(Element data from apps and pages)
◇ ◇ ◇ ◇ ◇ ◇ ◇

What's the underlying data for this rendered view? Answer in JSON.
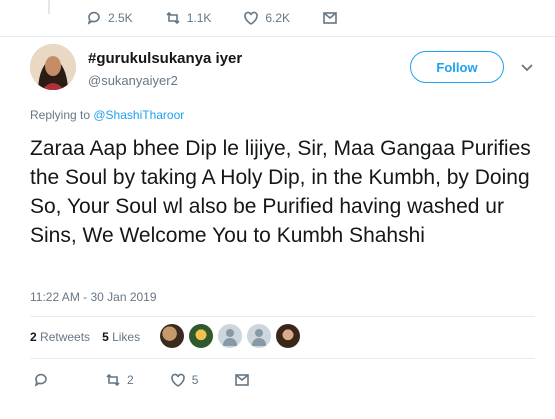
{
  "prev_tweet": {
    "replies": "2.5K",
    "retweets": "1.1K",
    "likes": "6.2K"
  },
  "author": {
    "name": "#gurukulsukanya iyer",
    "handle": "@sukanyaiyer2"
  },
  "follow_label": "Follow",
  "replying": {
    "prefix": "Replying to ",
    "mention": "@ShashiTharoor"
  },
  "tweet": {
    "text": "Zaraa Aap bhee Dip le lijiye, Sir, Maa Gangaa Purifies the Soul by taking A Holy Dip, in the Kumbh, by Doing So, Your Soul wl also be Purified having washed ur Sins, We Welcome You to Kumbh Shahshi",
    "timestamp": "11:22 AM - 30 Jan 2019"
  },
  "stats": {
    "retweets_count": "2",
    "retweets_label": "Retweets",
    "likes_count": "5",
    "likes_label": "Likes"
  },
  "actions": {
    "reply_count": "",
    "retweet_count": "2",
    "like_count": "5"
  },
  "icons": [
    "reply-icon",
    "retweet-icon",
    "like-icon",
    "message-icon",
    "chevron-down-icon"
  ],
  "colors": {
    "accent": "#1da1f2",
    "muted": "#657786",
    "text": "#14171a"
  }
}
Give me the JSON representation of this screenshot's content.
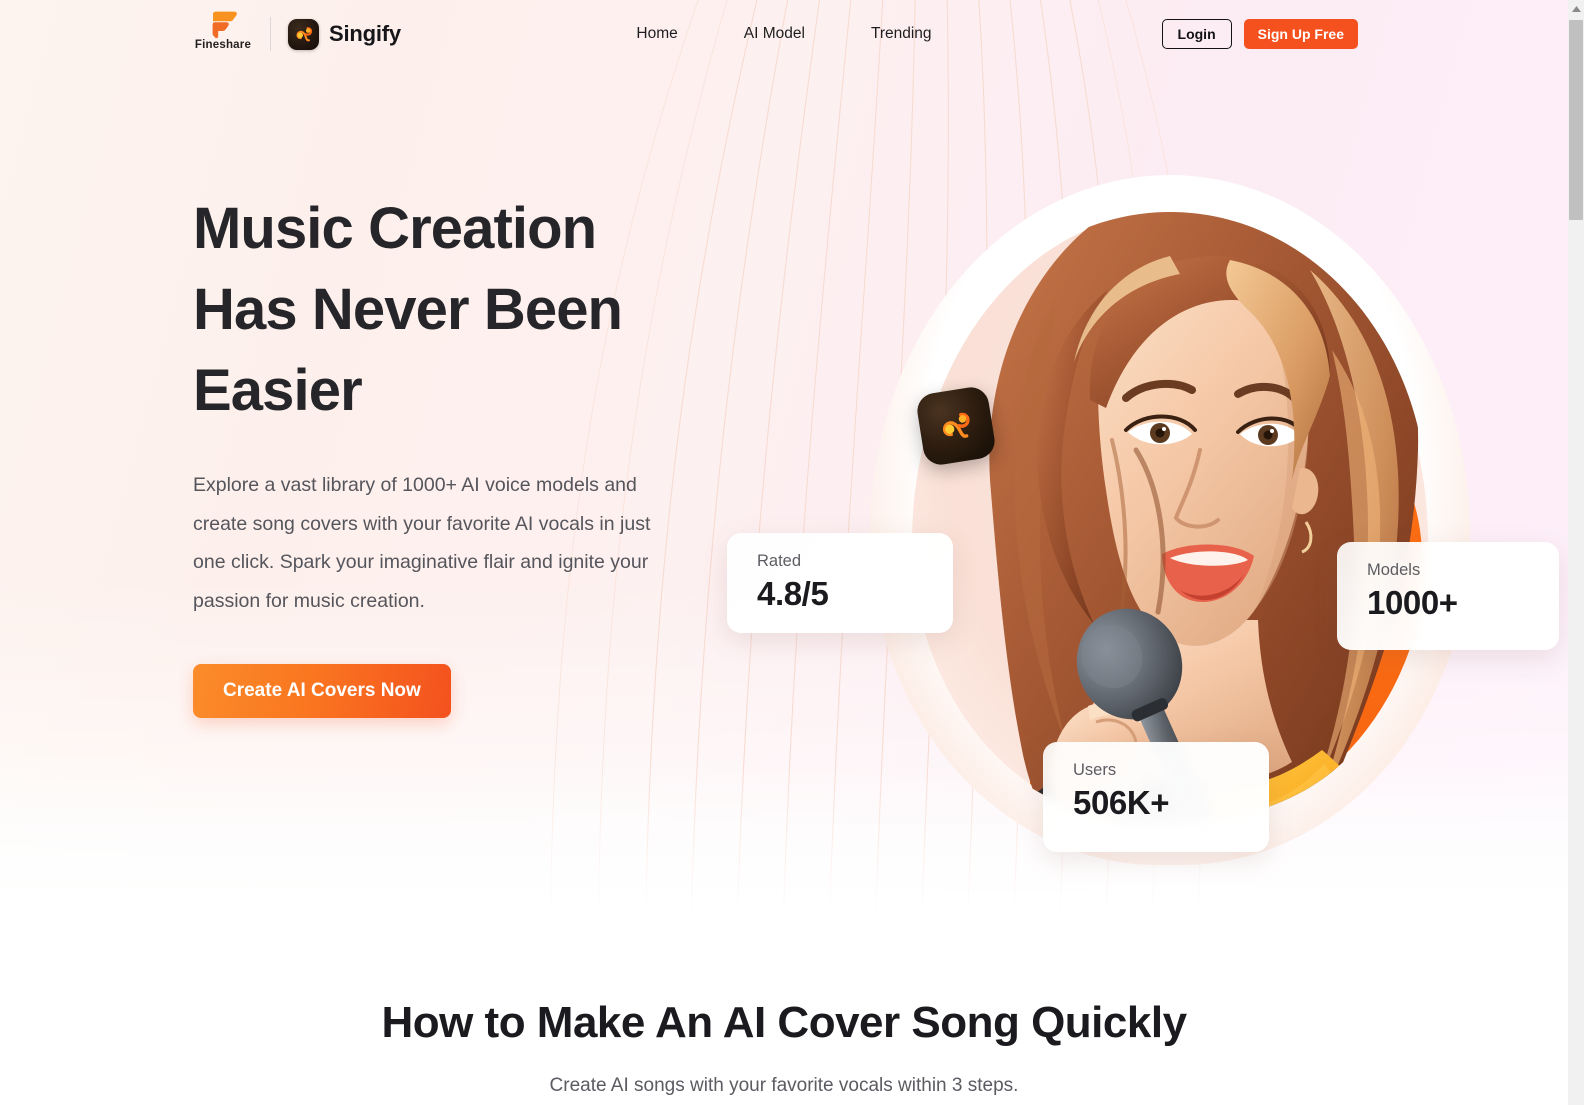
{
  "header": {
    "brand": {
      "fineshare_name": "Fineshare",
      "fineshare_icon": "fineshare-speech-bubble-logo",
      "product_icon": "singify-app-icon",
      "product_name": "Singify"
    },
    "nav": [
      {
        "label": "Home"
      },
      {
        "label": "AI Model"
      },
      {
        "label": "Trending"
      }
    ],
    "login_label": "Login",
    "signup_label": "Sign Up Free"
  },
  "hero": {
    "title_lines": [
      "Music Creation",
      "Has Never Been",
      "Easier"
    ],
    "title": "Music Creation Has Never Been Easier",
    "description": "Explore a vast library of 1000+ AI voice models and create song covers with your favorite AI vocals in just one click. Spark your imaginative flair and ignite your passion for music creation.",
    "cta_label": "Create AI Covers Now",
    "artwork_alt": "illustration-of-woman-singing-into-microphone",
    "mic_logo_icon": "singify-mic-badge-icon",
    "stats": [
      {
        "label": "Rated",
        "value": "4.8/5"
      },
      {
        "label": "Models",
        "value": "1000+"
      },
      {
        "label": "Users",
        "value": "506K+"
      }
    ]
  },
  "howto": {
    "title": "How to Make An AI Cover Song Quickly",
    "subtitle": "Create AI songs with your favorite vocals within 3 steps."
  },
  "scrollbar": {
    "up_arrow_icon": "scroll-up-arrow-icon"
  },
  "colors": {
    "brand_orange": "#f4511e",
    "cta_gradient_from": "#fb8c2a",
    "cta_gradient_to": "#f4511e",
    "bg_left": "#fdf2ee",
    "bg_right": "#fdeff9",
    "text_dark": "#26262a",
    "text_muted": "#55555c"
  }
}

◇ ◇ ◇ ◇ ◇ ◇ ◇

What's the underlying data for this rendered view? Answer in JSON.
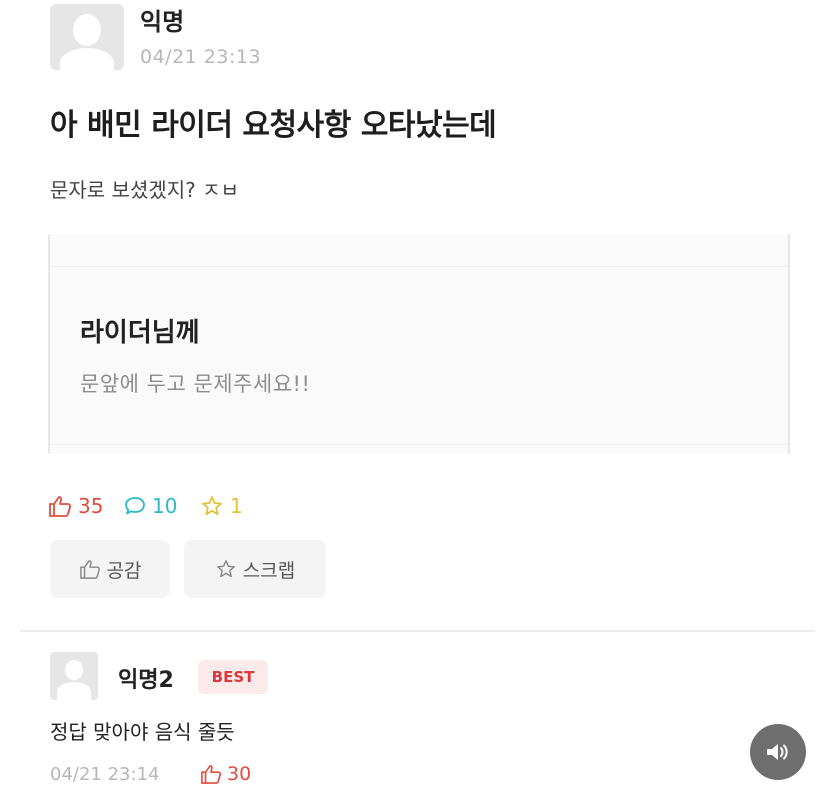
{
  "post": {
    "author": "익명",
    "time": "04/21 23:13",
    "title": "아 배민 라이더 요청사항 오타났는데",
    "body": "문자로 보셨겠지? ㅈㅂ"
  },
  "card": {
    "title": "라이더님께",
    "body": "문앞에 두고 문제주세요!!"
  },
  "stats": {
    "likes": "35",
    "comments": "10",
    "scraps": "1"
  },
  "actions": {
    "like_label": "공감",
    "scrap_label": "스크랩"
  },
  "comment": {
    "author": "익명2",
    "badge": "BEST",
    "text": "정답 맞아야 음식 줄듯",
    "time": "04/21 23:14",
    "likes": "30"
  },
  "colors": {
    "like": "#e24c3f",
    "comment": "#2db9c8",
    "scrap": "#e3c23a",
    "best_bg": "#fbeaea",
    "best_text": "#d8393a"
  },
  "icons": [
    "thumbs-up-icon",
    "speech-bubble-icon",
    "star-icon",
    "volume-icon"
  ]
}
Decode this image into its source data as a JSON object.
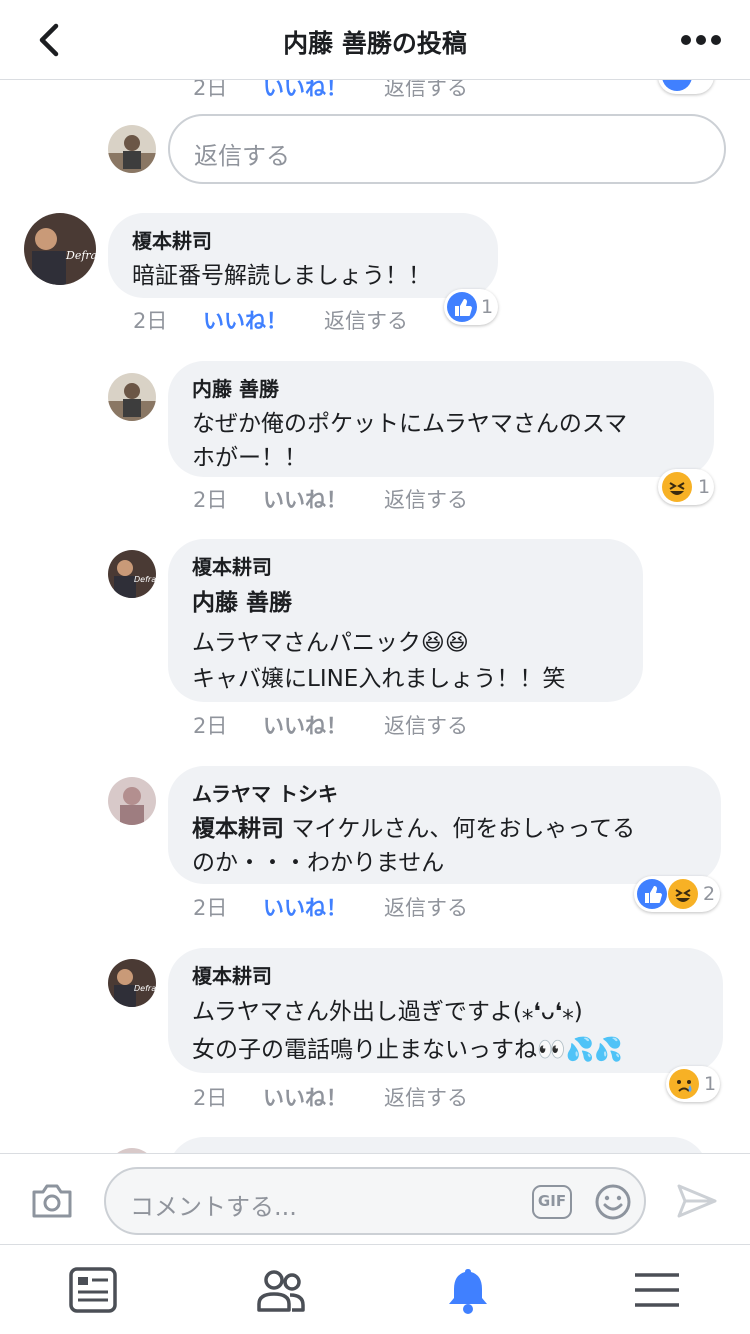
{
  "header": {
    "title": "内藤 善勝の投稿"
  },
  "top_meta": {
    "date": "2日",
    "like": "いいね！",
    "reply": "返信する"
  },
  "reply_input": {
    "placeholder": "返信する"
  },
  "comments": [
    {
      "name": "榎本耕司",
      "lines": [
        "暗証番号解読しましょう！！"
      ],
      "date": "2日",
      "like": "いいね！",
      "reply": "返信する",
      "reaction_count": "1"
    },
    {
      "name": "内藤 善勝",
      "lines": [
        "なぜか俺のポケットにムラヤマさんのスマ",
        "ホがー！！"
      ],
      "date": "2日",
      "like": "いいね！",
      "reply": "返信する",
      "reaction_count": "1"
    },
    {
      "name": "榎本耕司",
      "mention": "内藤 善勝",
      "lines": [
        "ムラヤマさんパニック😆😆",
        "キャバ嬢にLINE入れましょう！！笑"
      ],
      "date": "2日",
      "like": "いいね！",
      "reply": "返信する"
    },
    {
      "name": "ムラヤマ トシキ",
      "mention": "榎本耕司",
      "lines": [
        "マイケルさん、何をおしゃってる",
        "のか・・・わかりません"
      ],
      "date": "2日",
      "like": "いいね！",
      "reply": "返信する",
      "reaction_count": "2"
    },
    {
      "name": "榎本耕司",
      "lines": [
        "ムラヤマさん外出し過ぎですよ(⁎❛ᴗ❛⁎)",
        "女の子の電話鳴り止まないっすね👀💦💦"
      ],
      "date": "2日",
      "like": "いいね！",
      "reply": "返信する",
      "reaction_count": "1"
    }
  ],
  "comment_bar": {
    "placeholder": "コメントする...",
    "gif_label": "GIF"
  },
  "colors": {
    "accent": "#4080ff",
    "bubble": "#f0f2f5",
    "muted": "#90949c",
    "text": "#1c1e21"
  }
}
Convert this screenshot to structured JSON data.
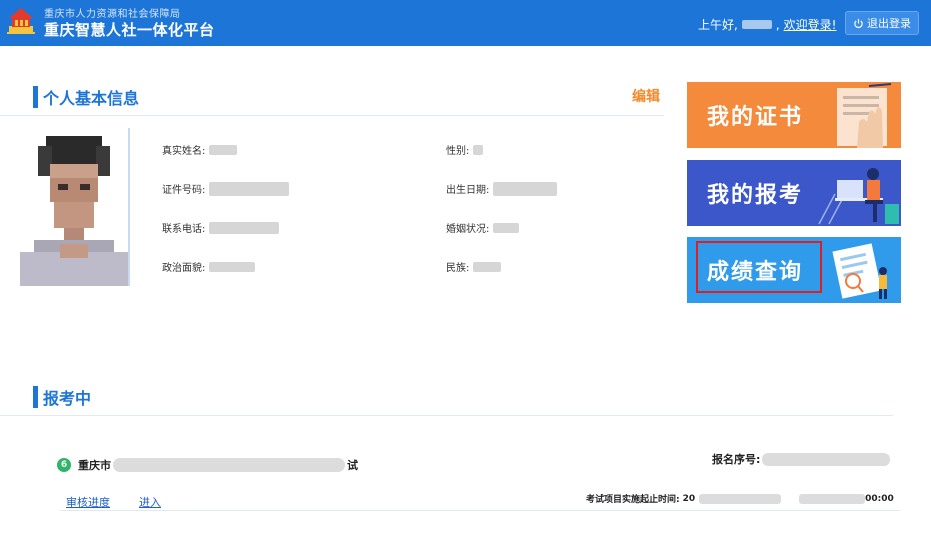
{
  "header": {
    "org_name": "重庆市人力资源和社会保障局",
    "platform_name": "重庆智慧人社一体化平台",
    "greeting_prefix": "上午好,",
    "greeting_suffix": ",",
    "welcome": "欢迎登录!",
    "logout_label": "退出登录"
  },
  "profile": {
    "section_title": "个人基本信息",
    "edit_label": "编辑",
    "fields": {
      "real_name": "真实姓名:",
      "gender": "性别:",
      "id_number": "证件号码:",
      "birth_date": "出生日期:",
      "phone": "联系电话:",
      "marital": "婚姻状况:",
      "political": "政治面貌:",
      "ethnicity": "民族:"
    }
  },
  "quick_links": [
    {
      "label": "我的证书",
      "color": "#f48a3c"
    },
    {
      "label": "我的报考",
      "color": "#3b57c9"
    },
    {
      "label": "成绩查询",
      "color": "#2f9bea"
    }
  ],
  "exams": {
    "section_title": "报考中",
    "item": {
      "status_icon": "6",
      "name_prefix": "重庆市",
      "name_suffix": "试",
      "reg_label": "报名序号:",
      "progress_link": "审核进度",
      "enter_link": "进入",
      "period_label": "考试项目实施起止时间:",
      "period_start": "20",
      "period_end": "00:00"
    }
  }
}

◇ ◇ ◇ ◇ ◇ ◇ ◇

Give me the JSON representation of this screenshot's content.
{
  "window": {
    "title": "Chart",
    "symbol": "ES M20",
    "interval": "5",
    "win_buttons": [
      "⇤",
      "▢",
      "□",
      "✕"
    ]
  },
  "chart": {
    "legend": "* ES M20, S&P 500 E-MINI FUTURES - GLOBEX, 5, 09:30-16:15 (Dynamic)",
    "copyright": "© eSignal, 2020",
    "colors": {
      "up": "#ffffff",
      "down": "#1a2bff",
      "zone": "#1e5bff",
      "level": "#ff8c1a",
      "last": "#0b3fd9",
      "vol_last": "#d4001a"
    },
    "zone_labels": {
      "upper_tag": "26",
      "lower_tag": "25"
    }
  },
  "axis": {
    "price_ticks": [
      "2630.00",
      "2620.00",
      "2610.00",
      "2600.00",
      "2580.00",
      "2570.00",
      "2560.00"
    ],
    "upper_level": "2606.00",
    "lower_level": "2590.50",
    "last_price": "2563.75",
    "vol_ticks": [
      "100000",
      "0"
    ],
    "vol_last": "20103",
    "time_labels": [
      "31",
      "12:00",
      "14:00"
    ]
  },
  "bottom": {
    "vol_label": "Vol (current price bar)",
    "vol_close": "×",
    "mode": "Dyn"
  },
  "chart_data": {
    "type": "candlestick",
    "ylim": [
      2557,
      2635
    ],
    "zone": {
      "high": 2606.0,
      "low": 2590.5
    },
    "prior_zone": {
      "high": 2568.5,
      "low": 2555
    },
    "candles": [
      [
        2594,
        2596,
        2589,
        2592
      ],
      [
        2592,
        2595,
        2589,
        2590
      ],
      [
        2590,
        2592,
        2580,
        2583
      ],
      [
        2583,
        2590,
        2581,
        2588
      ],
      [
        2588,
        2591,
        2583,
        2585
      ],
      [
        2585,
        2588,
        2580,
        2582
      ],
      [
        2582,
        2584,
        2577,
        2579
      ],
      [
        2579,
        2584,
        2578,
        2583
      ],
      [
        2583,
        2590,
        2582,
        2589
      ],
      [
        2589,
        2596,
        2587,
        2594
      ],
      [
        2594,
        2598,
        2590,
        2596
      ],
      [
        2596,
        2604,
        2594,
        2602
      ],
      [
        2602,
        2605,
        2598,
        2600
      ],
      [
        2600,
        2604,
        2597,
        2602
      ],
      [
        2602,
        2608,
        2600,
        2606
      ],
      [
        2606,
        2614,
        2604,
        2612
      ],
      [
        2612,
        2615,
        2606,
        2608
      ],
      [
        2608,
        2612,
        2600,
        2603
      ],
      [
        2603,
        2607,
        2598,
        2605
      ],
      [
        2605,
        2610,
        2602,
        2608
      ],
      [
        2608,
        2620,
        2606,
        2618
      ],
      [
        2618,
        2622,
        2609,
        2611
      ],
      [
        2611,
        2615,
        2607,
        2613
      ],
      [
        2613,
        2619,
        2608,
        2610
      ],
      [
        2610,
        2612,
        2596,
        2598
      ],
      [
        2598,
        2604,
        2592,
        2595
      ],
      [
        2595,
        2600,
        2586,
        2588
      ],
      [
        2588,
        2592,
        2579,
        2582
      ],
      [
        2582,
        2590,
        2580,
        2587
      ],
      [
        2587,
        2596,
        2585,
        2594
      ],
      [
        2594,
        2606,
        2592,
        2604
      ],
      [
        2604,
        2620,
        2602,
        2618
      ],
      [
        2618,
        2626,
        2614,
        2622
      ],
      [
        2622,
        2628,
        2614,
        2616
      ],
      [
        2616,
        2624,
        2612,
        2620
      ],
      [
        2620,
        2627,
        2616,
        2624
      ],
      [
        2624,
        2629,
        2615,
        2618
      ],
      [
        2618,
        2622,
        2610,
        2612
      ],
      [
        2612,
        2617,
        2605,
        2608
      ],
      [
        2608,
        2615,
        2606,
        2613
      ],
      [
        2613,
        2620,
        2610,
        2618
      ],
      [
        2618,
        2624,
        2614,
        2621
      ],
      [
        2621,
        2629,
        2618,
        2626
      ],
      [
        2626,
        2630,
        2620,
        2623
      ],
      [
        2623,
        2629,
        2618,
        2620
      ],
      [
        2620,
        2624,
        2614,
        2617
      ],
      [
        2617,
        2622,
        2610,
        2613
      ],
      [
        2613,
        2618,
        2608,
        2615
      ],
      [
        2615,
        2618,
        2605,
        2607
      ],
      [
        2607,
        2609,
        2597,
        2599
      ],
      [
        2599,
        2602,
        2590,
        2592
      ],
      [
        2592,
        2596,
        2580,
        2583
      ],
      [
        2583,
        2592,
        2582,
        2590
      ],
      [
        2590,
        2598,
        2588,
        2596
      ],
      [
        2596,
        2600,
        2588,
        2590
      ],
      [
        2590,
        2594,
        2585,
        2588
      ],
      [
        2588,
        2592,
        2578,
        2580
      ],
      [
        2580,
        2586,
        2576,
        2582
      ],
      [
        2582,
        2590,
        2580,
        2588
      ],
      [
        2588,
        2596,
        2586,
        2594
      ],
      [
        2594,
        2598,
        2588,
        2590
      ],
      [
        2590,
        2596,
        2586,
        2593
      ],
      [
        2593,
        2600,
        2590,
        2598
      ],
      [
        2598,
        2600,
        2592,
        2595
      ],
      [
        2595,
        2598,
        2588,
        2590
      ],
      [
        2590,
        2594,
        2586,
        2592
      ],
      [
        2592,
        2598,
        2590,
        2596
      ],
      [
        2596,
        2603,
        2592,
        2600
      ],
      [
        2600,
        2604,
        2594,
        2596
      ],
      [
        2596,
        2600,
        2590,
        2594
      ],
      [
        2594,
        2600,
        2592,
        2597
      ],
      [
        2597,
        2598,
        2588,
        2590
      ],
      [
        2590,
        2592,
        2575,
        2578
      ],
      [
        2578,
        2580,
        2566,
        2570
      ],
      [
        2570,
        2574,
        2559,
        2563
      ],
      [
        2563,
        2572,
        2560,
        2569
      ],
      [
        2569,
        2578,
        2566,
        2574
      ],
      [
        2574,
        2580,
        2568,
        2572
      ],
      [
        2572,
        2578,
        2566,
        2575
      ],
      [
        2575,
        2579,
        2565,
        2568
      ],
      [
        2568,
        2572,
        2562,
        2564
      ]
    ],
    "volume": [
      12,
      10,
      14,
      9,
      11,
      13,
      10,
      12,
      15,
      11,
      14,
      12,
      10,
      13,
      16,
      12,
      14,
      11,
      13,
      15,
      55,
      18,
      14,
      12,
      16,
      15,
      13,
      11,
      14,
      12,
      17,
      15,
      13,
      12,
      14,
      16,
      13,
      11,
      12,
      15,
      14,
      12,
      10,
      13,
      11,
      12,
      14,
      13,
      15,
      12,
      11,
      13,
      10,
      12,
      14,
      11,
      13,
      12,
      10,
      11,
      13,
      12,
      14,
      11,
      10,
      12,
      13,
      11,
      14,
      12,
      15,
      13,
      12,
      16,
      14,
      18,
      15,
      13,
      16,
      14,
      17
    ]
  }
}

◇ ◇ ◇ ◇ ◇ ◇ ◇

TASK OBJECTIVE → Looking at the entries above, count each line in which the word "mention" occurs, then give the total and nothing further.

YOUR SOLUTION → 3